## INSTRUCTIONS TO FOLLOW
Without skipping or changing anything, print all the entries.

(Entries from a dataset of interfaces)
—————

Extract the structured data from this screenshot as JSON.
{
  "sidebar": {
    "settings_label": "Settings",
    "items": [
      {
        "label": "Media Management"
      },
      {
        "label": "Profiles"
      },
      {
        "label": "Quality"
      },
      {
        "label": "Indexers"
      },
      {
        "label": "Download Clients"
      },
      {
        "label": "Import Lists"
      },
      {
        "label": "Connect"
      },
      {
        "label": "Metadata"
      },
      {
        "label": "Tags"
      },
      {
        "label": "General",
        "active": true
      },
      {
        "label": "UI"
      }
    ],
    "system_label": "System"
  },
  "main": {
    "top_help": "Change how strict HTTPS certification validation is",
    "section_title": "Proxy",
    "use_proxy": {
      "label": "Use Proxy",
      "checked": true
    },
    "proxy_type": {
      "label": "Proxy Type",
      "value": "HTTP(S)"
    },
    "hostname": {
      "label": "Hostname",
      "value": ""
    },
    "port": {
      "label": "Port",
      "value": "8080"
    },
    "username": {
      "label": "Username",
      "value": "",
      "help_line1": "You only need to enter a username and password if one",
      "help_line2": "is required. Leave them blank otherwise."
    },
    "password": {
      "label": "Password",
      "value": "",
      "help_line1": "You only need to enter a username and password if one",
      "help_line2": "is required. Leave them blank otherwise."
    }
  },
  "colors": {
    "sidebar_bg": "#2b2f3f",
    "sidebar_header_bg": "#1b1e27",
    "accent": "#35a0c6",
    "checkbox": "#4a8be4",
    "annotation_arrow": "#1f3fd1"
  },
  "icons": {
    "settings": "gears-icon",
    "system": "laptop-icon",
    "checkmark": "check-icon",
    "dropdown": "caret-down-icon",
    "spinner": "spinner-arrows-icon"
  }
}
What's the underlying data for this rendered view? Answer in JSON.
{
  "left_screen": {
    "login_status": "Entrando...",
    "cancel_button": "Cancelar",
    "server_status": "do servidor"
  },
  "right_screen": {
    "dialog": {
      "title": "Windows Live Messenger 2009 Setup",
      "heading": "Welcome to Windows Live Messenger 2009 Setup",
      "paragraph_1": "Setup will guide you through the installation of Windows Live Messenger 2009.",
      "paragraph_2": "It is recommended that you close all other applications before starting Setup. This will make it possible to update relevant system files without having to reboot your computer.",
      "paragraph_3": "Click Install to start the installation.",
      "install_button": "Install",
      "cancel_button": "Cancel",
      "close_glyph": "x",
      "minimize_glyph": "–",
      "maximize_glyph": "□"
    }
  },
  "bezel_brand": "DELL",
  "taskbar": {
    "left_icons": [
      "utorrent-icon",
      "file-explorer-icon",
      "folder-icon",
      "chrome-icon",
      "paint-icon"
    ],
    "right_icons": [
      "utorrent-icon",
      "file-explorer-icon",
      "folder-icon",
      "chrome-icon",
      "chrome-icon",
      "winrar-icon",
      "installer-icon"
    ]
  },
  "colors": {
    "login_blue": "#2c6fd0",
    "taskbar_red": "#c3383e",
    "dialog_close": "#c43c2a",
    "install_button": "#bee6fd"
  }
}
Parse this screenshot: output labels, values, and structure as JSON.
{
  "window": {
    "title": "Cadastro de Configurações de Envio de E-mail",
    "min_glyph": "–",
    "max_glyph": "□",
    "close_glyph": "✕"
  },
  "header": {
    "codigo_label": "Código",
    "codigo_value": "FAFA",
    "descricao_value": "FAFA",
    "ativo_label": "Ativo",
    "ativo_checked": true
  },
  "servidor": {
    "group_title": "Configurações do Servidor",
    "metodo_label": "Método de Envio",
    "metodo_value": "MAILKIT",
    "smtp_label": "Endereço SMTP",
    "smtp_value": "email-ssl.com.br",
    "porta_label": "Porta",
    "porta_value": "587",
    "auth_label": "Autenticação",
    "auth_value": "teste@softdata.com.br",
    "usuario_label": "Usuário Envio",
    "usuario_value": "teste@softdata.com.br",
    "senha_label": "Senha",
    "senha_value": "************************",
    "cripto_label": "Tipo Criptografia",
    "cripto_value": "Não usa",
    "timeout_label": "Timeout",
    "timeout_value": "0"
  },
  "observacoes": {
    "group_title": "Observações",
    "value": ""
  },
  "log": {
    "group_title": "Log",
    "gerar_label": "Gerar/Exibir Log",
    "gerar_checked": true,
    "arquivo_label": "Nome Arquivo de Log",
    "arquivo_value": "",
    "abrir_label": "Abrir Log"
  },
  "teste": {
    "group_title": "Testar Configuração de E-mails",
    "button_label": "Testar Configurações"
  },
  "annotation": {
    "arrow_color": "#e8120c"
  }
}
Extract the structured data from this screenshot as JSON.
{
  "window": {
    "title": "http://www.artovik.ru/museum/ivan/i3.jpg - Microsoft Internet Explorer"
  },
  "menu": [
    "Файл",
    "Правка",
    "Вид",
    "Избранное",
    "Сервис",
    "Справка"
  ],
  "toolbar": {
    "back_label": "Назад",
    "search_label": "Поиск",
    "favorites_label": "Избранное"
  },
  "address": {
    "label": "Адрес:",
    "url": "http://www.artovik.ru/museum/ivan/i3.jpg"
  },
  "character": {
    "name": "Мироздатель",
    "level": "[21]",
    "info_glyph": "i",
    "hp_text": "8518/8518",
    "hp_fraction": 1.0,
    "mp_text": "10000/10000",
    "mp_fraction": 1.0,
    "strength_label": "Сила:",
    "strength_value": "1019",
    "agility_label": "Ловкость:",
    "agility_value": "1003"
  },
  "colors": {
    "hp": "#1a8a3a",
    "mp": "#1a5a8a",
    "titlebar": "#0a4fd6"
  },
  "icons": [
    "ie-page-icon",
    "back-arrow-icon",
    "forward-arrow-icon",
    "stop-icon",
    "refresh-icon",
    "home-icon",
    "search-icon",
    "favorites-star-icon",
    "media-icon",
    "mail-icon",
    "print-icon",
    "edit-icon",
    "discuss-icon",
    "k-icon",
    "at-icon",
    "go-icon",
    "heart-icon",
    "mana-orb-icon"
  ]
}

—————

## EXPECTED OUTPUT
Extract the structured data from this screenshot as JSON.
{
  "sidebar": {
    "settings_label": "Settings",
    "items": [
      {
        "label": "Media Management"
      },
      {
        "label": "Profiles"
      },
      {
        "label": "Quality"
      },
      {
        "label": "Indexers"
      },
      {
        "label": "Download Clients"
      },
      {
        "label": "Import Lists"
      },
      {
        "label": "Connect"
      },
      {
        "label": "Metadata"
      },
      {
        "label": "Tags"
      },
      {
        "label": "General",
        "active": true
      },
      {
        "label": "UI"
      }
    ],
    "system_label": "System"
  },
  "main": {
    "top_help": "Change how strict HTTPS certification validation is",
    "section_title": "Proxy",
    "use_proxy": {
      "label": "Use Proxy",
      "checked": true
    },
    "proxy_type": {
      "label": "Proxy Type",
      "value": "HTTP(S)"
    },
    "hostname": {
      "label": "Hostname",
      "value": ""
    },
    "port": {
      "label": "Port",
      "value": "8080"
    },
    "username": {
      "label": "Username",
      "value": "",
      "help_line1": "You only need to enter a username and password if one",
      "help_line2": "is required. Leave them blank otherwise."
    },
    "password": {
      "label": "Password",
      "value": "",
      "help_line1": "You only need to enter a username and password if one",
      "help_line2": "is required. Leave them blank otherwise."
    }
  },
  "colors": {
    "sidebar_bg": "#2b2f3f",
    "sidebar_header_bg": "#1b1e27",
    "accent": "#35a0c6",
    "checkbox": "#4a8be4",
    "annotation_arrow": "#1f3fd1"
  },
  "icons": {
    "settings": "gears-icon",
    "system": "laptop-icon",
    "checkmark": "check-icon",
    "dropdown": "caret-down-icon",
    "spinner": "spinner-arrows-icon"
  }
}
What's the underlying data for this rendered view? Answer in JSON.
{
  "left_screen": {
    "login_status": "Entrando...",
    "cancel_button": "Cancelar",
    "server_status": "do servidor"
  },
  "right_screen": {
    "dialog": {
      "title": "Windows Live Messenger 2009 Setup",
      "heading": "Welcome to Windows Live Messenger 2009 Setup",
      "paragraph_1": "Setup will guide you through the installation of Windows Live Messenger 2009.",
      "paragraph_2": "It is recommended that you close all other applications before starting Setup. This will make it possible to update relevant system files without having to reboot your computer.",
      "paragraph_3": "Click Install to start the installation.",
      "install_button": "Install",
      "cancel_button": "Cancel",
      "close_glyph": "x",
      "minimize_glyph": "–",
      "maximize_glyph": "□"
    }
  },
  "bezel_brand": "DELL",
  "taskbar": {
    "left_icons": [
      "utorrent-icon",
      "file-explorer-icon",
      "folder-icon",
      "chrome-icon",
      "paint-icon"
    ],
    "right_icons": [
      "utorrent-icon",
      "file-explorer-icon",
      "folder-icon",
      "chrome-icon",
      "chrome-icon",
      "winrar-icon",
      "installer-icon"
    ]
  },
  "colors": {
    "login_blue": "#2c6fd0",
    "taskbar_red": "#c3383e",
    "dialog_close": "#c43c2a",
    "install_button": "#bee6fd"
  }
}
Parse this screenshot: output labels, values, and structure as JSON.
{
  "window": {
    "title": "Cadastro de Configurações de Envio de E-mail",
    "min_glyph": "–",
    "max_glyph": "□",
    "close_glyph": "✕"
  },
  "header": {
    "codigo_label": "Código",
    "codigo_value": "FAFA",
    "descricao_value": "FAFA",
    "ativo_label": "Ativo",
    "ativo_checked": true
  },
  "servidor": {
    "group_title": "Configurações do Servidor",
    "metodo_label": "Método de Envio",
    "metodo_value": "MAILKIT",
    "smtp_label": "Endereço SMTP",
    "smtp_value": "email-ssl.com.br",
    "porta_label": "Porta",
    "porta_value": "587",
    "auth_label": "Autenticação",
    "auth_value": "teste@softdata.com.br",
    "usuario_label": "Usuário Envio",
    "usuario_value": "teste@softdata.com.br",
    "senha_label": "Senha",
    "senha_value": "************************",
    "cripto_label": "Tipo Criptografia",
    "cripto_value": "Não usa",
    "timeout_label": "Timeout",
    "timeout_value": "0"
  },
  "observacoes": {
    "group_title": "Observações",
    "value": ""
  },
  "log": {
    "group_title": "Log",
    "gerar_label": "Gerar/Exibir Log",
    "gerar_checked": true,
    "arquivo_label": "Nome Arquivo de Log",
    "arquivo_value": "",
    "abrir_label": "Abrir Log"
  },
  "teste": {
    "group_title": "Testar Configuração de E-mails",
    "button_label": "Testar Configurações"
  },
  "annotation": {
    "arrow_color": "#e8120c"
  }
}
Extract the structured data from this screenshot as JSON.
{
  "window": {
    "title": "http://www.artovik.ru/museum/ivan/i3.jpg - Microsoft Internet Explorer"
  },
  "menu": [
    "Файл",
    "Правка",
    "Вид",
    "Избранное",
    "Сервис",
    "Справка"
  ],
  "toolbar": {
    "back_label": "Назад",
    "search_label": "Поиск",
    "favorites_label": "Избранное"
  },
  "address": {
    "label": "Адрес:",
    "url": "http://www.artovik.ru/museum/ivan/i3.jpg"
  },
  "character": {
    "name": "Мироздатель",
    "level": "[21]",
    "info_glyph": "i",
    "hp_text": "8518/8518",
    "hp_fraction": 1.0,
    "mp_text": "10000/10000",
    "mp_fraction": 1.0,
    "strength_label": "Сила:",
    "strength_value": "1019",
    "agility_label": "Ловкость:",
    "agility_value": "1003"
  },
  "colors": {
    "hp": "#1a8a3a",
    "mp": "#1a5a8a",
    "titlebar": "#0a4fd6"
  },
  "icons": [
    "ie-page-icon",
    "back-arrow-icon",
    "forward-arrow-icon",
    "stop-icon",
    "refresh-icon",
    "home-icon",
    "search-icon",
    "favorites-star-icon",
    "media-icon",
    "mail-icon",
    "print-icon",
    "edit-icon",
    "discuss-icon",
    "k-icon",
    "at-icon",
    "go-icon",
    "heart-icon",
    "mana-orb-icon"
  ]
}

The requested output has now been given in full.